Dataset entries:

+---+

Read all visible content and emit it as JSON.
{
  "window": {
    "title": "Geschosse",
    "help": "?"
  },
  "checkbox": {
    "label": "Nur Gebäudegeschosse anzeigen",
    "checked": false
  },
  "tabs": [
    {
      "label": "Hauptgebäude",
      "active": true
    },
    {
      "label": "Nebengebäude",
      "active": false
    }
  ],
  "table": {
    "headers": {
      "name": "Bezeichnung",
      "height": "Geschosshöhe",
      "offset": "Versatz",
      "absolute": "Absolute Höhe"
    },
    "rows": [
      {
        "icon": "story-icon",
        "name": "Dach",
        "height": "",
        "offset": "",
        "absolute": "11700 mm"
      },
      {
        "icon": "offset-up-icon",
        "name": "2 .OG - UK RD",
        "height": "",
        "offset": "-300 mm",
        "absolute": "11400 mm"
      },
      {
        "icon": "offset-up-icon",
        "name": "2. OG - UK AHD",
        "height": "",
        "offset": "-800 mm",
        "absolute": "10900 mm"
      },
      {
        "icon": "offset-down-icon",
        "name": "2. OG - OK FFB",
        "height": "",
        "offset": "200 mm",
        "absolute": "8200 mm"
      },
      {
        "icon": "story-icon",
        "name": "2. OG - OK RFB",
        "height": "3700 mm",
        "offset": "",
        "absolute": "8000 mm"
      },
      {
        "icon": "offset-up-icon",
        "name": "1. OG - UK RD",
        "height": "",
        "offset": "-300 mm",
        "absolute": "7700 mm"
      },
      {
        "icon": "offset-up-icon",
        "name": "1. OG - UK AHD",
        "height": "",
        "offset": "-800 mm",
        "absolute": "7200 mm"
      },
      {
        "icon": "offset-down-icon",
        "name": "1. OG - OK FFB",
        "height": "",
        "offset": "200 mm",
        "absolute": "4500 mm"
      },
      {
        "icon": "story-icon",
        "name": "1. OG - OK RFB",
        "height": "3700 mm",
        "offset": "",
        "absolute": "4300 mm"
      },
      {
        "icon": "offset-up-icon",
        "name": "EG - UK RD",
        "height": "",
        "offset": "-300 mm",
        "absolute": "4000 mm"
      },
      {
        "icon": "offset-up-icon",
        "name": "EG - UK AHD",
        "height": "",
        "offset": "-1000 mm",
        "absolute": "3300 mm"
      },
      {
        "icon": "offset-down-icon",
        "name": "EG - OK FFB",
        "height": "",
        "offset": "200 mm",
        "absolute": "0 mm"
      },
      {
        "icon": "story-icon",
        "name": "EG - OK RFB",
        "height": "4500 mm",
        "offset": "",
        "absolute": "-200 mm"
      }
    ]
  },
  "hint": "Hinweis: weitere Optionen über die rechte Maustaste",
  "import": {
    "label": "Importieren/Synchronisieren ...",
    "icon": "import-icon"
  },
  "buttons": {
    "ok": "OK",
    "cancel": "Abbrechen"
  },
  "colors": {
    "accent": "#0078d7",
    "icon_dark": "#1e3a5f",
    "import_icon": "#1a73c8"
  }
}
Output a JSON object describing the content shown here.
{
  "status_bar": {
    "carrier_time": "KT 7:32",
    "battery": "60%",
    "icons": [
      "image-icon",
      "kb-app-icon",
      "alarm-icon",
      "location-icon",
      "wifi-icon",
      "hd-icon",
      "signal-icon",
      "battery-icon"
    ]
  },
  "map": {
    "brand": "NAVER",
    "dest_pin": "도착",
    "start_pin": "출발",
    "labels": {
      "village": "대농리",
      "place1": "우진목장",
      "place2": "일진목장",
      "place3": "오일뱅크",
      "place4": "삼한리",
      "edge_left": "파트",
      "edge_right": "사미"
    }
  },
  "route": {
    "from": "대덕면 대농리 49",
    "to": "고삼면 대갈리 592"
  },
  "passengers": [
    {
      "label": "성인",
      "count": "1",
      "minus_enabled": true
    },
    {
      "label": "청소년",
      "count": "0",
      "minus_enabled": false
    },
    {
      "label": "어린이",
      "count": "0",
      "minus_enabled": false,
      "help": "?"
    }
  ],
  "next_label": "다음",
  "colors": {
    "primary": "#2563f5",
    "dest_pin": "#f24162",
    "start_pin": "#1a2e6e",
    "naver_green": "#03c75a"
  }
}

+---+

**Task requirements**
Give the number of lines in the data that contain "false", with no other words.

**Written answer**
4